The ramifications of this decision will require more reflection and consideration, but there can be no doubt that it is an important judgment that will affect clinical negligence litigation for years to come.









Monday, 2 March 2015

Court Fees Hike

Court fees are due to rise dramatically and, it seems, very soon.

There can be no doubt that this will make it much more difficult for people who have suffered avoidable serious injury due to clinical negligence to obtain access to justice.

Obviously claimants seeking compensation for injury, loss and damage, are more likely to be struggling financially. They may be unable to work. They may face bills for care and equipment. To find an additional £10,000 to exercise the "right"to bring a claim for compensation will be difficult. In some cases it will not be possible - justice denied.



If claimants are represented, should their lawyers pay the fees? I am not sure why that should be expected. Would your builder to pay all your planning and building regulations application fees himself? And what about the small and medium sized businesses so beloved of politicians. Suppose a law firm has 50 cases worth £200,000 or more in damages - where are they meant to obtain £0.5 million in court fees? How will they possibly manage their cash flow?

The idea may be that litigants or their lawyers should enter into complex financial/insurance arrangements to borrow money up front simply to pay fees for the court system to process their claims. But those arrangements do not come cost free nor risk free.

And what will you get for your £10,000? The court staff work very hard but many of them would be the first to admit that they are unable due to constraints to provide a Rolls Royce service. Stories are legion of papers not being put before the Judge, forms going missing, courts being double-booked. Litigants might start to demand more for their money. Or perhaps people will start to by-pass the court system altogether. It would be odd for the Ministry of Justice to want people to give up on the justice system.

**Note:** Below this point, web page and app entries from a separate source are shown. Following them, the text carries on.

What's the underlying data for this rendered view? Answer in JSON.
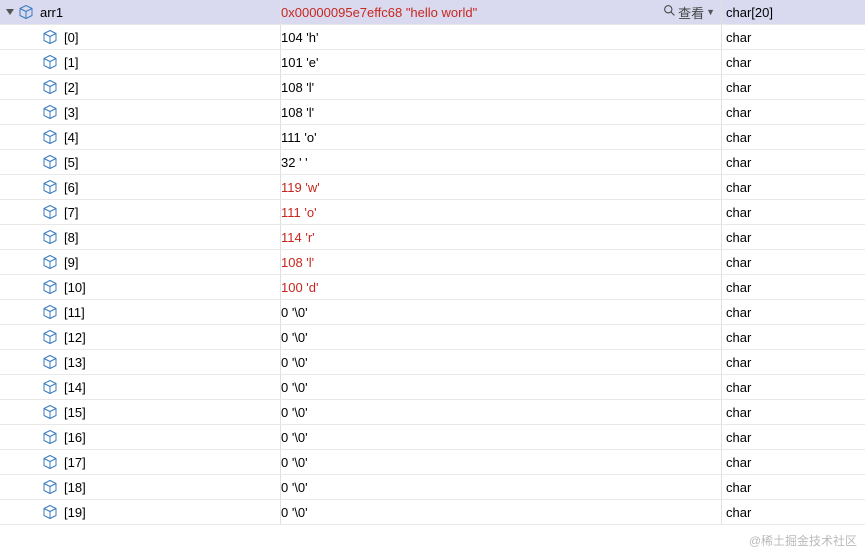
{
  "watermark": "@稀土掘金技术社区",
  "viewAction": "查看",
  "root": {
    "name": "arr1",
    "value": "0x00000095e7effc68 \"hello world\"",
    "type": "char[20]"
  },
  "items": [
    {
      "name": "[0]",
      "value": "104 'h'",
      "type": "char",
      "changed": false
    },
    {
      "name": "[1]",
      "value": "101 'e'",
      "type": "char",
      "changed": false
    },
    {
      "name": "[2]",
      "value": "108 'l'",
      "type": "char",
      "changed": false
    },
    {
      "name": "[3]",
      "value": "108 'l'",
      "type": "char",
      "changed": false
    },
    {
      "name": "[4]",
      "value": "111 'o'",
      "type": "char",
      "changed": false
    },
    {
      "name": "[5]",
      "value": "32 ' '",
      "type": "char",
      "changed": false
    },
    {
      "name": "[6]",
      "value": "119 'w'",
      "type": "char",
      "changed": true
    },
    {
      "name": "[7]",
      "value": "111 'o'",
      "type": "char",
      "changed": true
    },
    {
      "name": "[8]",
      "value": "114 'r'",
      "type": "char",
      "changed": true
    },
    {
      "name": "[9]",
      "value": "108 'l'",
      "type": "char",
      "changed": true
    },
    {
      "name": "[10]",
      "value": "100 'd'",
      "type": "char",
      "changed": true
    },
    {
      "name": "[11]",
      "value": "0 '\\0'",
      "type": "char",
      "changed": false
    },
    {
      "name": "[12]",
      "value": "0 '\\0'",
      "type": "char",
      "changed": false
    },
    {
      "name": "[13]",
      "value": "0 '\\0'",
      "type": "char",
      "changed": false
    },
    {
      "name": "[14]",
      "value": "0 '\\0'",
      "type": "char",
      "changed": false
    },
    {
      "name": "[15]",
      "value": "0 '\\0'",
      "type": "char",
      "changed": false
    },
    {
      "name": "[16]",
      "value": "0 '\\0'",
      "type": "char",
      "changed": false
    },
    {
      "name": "[17]",
      "value": "0 '\\0'",
      "type": "char",
      "changed": false
    },
    {
      "name": "[18]",
      "value": "0 '\\0'",
      "type": "char",
      "changed": false
    },
    {
      "name": "[19]",
      "value": "0 '\\0'",
      "type": "char",
      "changed": false
    }
  ]
}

Bringing a claim for substantial compensation is not really a choice in many cases. It is a necessity. I wonder what proportion of clinical negligence claims conclude with an award of compensation less than the amount offered to the claimant before proceedings were commenced? Very few I would have thought. In every case where a greater sum is recovered after issuing proceedings than was previously offered, it was reasonable and necessary to bring the proceedings and to incur the court fees.

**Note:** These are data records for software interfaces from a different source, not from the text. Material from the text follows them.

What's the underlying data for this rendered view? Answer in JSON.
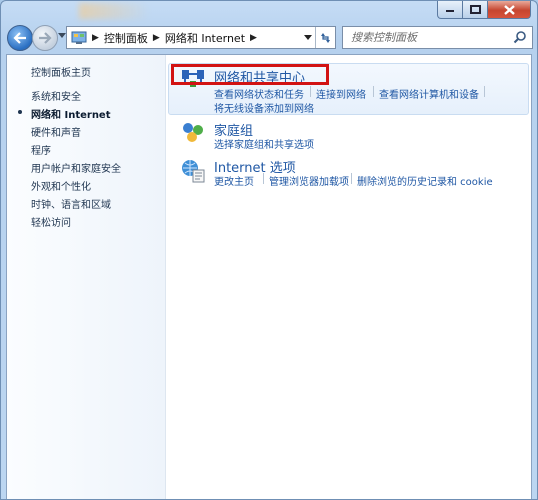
{
  "window": {
    "caption_icons": [
      "minimize-icon",
      "maximize-icon",
      "close-icon"
    ]
  },
  "navbar": {
    "back_icon": "back-arrow-icon",
    "forward_icon": "forward-arrow-icon",
    "breadcrumbs": [
      "控制面板",
      "网络和 Internet"
    ],
    "refresh_icon": "refresh-icon"
  },
  "search": {
    "placeholder": "搜索控制面板",
    "icon": "search-icon"
  },
  "sidebar": {
    "items": [
      {
        "label": "控制面板主页"
      },
      {
        "label": "系统和安全"
      },
      {
        "label": "网络和 Internet",
        "current": true
      },
      {
        "label": "硬件和声音"
      },
      {
        "label": "程序"
      },
      {
        "label": "用户帐户和家庭安全"
      },
      {
        "label": "外观和个性化"
      },
      {
        "label": "时钟、语言和区域"
      },
      {
        "label": "轻松访问"
      }
    ]
  },
  "categories": [
    {
      "title": "网络和共享中心",
      "icon": "network-sharing-center-icon",
      "links": [
        "查看网络状态和任务",
        "连接到网络",
        "查看网络计算机和设备",
        "将无线设备添加到网络"
      ]
    },
    {
      "title": "家庭组",
      "icon": "homegroup-icon",
      "links": [
        "选择家庭组和共享选项"
      ]
    },
    {
      "title": "Internet 选项",
      "icon": "internet-options-icon",
      "links": [
        "更改主页",
        "管理浏览器加载项",
        "删除浏览的历史记录和 cookie"
      ]
    }
  ],
  "colors": {
    "link": "#1f57a4",
    "highlight_box": "#d21313"
  }
}
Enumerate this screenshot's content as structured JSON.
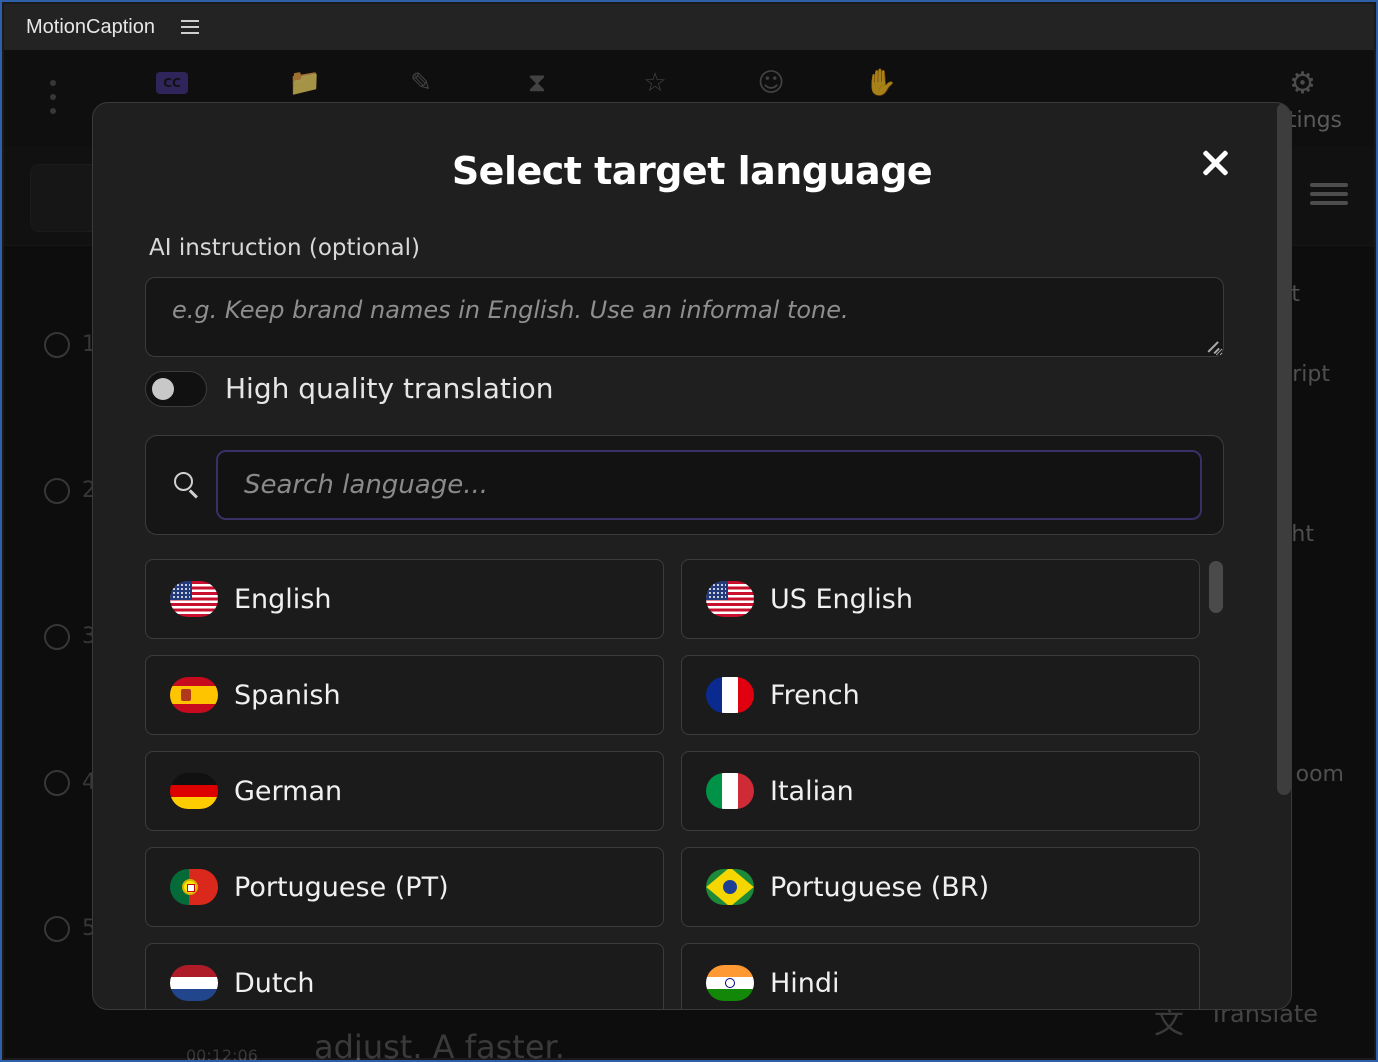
{
  "app": {
    "title": "MotionCaption"
  },
  "background": {
    "settings_label": "tings",
    "side_labels": [
      "t",
      "ript",
      "ht",
      "oom"
    ],
    "row_numbers": [
      "1",
      "2",
      "3",
      "4",
      "5"
    ],
    "bottom_text": "adjust. A faster.",
    "timestamp": "00:12:06",
    "translate_label": "Translate",
    "cc_label": "CC"
  },
  "modal": {
    "title": "Select target language",
    "instruction_label": "AI instruction (optional)",
    "instruction_placeholder": "e.g. Keep brand names in English. Use an informal tone.",
    "instruction_value": "",
    "hq_toggle_label": "High quality translation",
    "hq_toggle_on": false,
    "search_placeholder": "Search language...",
    "search_value": ""
  },
  "languages": [
    {
      "label": "English",
      "flag": "us-flag-icon"
    },
    {
      "label": "US English",
      "flag": "us-flag-icon"
    },
    {
      "label": "Spanish",
      "flag": "spain-flag-icon"
    },
    {
      "label": "French",
      "flag": "france-flag-icon"
    },
    {
      "label": "German",
      "flag": "germany-flag-icon"
    },
    {
      "label": "Italian",
      "flag": "italy-flag-icon"
    },
    {
      "label": "Portuguese (PT)",
      "flag": "portugal-flag-icon"
    },
    {
      "label": "Portuguese (BR)",
      "flag": "brazil-flag-icon"
    },
    {
      "label": "Dutch",
      "flag": "netherlands-flag-icon"
    },
    {
      "label": "Hindi",
      "flag": "india-flag-icon"
    }
  ],
  "colors": {
    "accent_border": "#3a2f66",
    "window_border": "#2f5fa8",
    "modal_bg": "#1f1f1f"
  }
}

If a claimant succeeds in the claim then they will recover the issue fee from the defendant. So the NHS will end up paying £millions more in costs. The NHS will be subsidising the Ministry of Justice. And we know who will get the blame for the rising cost to the NHS of litigation - yes, those greedy lawyers.